SM: Neo-Darwinism does not posit an observable explanation for the origin of new forms of life from simpler pre-existing forms. It posits unobservable past entities and events — transitional intermediate forms of life and unobservable past mutational events. But positing unobservable entities or events is nothing unusual in science. Scientists often posit unobservable entities to explain observable phenomena. For this reason, I have argued that positing the unobservable activity of a designing intelligence violates no sound canon of scientific reasoning. What matters is not whether the explanatory entity can be observed, but how well it explains the evidence. In any case, I am happy to have scientists continue to try to find materialistic explanations for the origin of life and the origin of biological information. Their attempts to date have only strengthened my case for intelligent design because all attempts to simulate the origin of digital or genetic information have invariably involved the use of intelligence, typically the intelligence of a scientist or computer programmer.
TT: The age of the earth remains a highly contentious point of disagreement among Christians. How should believers deal with this subject?

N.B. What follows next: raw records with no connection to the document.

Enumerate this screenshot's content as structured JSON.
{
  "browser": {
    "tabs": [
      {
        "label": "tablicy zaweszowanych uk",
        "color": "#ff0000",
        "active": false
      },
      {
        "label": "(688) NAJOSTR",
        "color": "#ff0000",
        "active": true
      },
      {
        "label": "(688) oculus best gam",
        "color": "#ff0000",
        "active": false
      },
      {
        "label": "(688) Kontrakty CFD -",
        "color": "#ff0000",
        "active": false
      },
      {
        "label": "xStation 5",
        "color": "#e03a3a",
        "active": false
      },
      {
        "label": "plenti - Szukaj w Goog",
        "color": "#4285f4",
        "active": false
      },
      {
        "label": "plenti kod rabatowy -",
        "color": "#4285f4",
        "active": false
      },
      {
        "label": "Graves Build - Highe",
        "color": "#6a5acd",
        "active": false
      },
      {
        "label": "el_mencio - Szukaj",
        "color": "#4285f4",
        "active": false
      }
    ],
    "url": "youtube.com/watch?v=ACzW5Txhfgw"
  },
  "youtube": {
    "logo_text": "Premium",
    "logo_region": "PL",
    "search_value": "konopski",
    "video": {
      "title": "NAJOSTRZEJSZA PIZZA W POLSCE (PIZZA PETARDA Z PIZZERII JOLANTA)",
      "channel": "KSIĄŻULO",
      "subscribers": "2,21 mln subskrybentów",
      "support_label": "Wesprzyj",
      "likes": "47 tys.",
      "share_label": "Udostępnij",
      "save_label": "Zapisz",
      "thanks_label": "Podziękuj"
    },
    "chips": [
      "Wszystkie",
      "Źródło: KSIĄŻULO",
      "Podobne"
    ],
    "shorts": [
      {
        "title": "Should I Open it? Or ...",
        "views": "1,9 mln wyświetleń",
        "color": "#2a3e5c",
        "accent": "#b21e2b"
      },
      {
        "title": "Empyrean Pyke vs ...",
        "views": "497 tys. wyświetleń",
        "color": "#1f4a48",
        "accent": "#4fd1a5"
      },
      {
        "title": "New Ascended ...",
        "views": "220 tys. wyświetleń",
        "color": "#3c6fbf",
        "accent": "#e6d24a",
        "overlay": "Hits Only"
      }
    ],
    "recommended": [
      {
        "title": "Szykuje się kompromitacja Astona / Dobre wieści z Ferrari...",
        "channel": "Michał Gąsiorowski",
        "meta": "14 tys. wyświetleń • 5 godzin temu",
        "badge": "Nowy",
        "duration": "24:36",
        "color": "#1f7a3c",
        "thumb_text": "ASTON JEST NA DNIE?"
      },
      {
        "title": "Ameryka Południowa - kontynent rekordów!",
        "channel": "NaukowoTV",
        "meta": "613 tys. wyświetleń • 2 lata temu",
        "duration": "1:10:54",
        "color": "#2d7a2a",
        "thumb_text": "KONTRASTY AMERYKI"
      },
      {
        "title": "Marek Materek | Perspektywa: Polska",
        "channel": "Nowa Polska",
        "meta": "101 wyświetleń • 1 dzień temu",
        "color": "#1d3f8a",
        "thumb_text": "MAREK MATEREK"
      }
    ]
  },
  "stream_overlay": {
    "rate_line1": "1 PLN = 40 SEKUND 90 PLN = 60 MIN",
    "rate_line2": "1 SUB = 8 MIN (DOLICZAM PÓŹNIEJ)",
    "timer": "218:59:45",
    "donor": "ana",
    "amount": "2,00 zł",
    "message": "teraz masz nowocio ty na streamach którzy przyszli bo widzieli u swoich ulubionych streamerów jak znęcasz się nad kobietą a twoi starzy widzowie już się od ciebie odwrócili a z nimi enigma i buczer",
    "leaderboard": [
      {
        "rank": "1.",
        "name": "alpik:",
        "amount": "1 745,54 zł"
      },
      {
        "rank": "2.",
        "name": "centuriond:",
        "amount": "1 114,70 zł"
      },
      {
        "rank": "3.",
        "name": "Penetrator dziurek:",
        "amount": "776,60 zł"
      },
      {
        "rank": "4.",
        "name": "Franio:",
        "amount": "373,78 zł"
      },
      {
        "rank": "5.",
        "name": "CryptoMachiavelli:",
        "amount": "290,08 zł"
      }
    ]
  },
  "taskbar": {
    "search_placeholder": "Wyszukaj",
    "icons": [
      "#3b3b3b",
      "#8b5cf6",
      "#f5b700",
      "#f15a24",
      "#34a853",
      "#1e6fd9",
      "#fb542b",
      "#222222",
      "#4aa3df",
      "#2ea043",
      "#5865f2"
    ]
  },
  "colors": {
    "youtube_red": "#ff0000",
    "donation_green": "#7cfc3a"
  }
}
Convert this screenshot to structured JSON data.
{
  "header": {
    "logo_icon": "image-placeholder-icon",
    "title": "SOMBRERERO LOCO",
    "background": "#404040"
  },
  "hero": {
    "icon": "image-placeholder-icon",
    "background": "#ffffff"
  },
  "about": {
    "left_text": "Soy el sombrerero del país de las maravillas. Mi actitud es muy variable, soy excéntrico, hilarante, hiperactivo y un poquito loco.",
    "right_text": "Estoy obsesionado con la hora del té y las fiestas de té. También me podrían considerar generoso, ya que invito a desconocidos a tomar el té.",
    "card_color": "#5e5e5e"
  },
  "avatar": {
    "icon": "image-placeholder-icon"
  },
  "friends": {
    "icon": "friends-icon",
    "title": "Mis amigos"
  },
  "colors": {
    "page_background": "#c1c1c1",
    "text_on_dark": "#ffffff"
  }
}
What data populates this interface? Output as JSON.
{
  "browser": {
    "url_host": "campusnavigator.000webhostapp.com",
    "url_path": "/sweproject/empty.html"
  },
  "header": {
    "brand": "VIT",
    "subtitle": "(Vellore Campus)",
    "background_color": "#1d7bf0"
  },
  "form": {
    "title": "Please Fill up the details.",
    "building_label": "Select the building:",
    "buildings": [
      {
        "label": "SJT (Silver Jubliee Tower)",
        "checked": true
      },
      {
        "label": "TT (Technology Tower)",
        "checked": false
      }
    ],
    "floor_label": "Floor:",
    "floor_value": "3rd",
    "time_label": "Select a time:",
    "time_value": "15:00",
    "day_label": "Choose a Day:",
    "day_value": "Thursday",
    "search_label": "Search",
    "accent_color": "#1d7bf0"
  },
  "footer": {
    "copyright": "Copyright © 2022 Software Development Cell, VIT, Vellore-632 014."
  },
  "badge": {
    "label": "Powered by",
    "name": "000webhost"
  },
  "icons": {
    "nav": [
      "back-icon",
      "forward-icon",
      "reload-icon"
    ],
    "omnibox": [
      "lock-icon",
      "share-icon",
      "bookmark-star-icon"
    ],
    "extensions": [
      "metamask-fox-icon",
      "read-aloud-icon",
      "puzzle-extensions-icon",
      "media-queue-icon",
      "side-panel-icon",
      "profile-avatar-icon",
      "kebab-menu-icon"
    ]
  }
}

SM: The case for intelligent design that I make does not depend upon a particular view of the age of the earth. Neither is the age of the earth a primary concern of the intelligent design research community. My own view is that the earth is very old, but I have some colleagues who take the opposite view. We tend not to make it an issue in our scientific work on design. This seems like a good policy generally.
TT: Many Christians believe science is in conflict with Scripture and with faith. Should Christians have this fear of science?
SM: Definitely not. I think many discoveries of modern science have positive, faith-affirming implications, including the discovery that the universe, time, and space had a beginning; that the laws and constants of physics are finely tuned to allow for the possibility of life; and that biological systems display striking evidence of design, in particular, the molecular machinery and digital information we find in living cells. It’s a great time for Christians to work in science.
Stephen C. Meyer is director of the Discovery Institute's Center for Science and Culture (CSC) and a founder of both the intelligent design movement and of the CSC, intelligent design's primary intellectual and scientific headquarters. Dr. Meyer is a Cambridge University trained philosopher of science and the author of peer-reviewed books and journal articles in science, philosophy, and other technical matters. His significant contribution to ID theory is given most fully in Signature in the Cell: DNA and the Evidence for Intelligent Design. Meyer's many other publications include a contribution to, and the editing of, the peer-reviewed volume Darwinism, Design and Public Education and the innovative textbook Explore Evolution.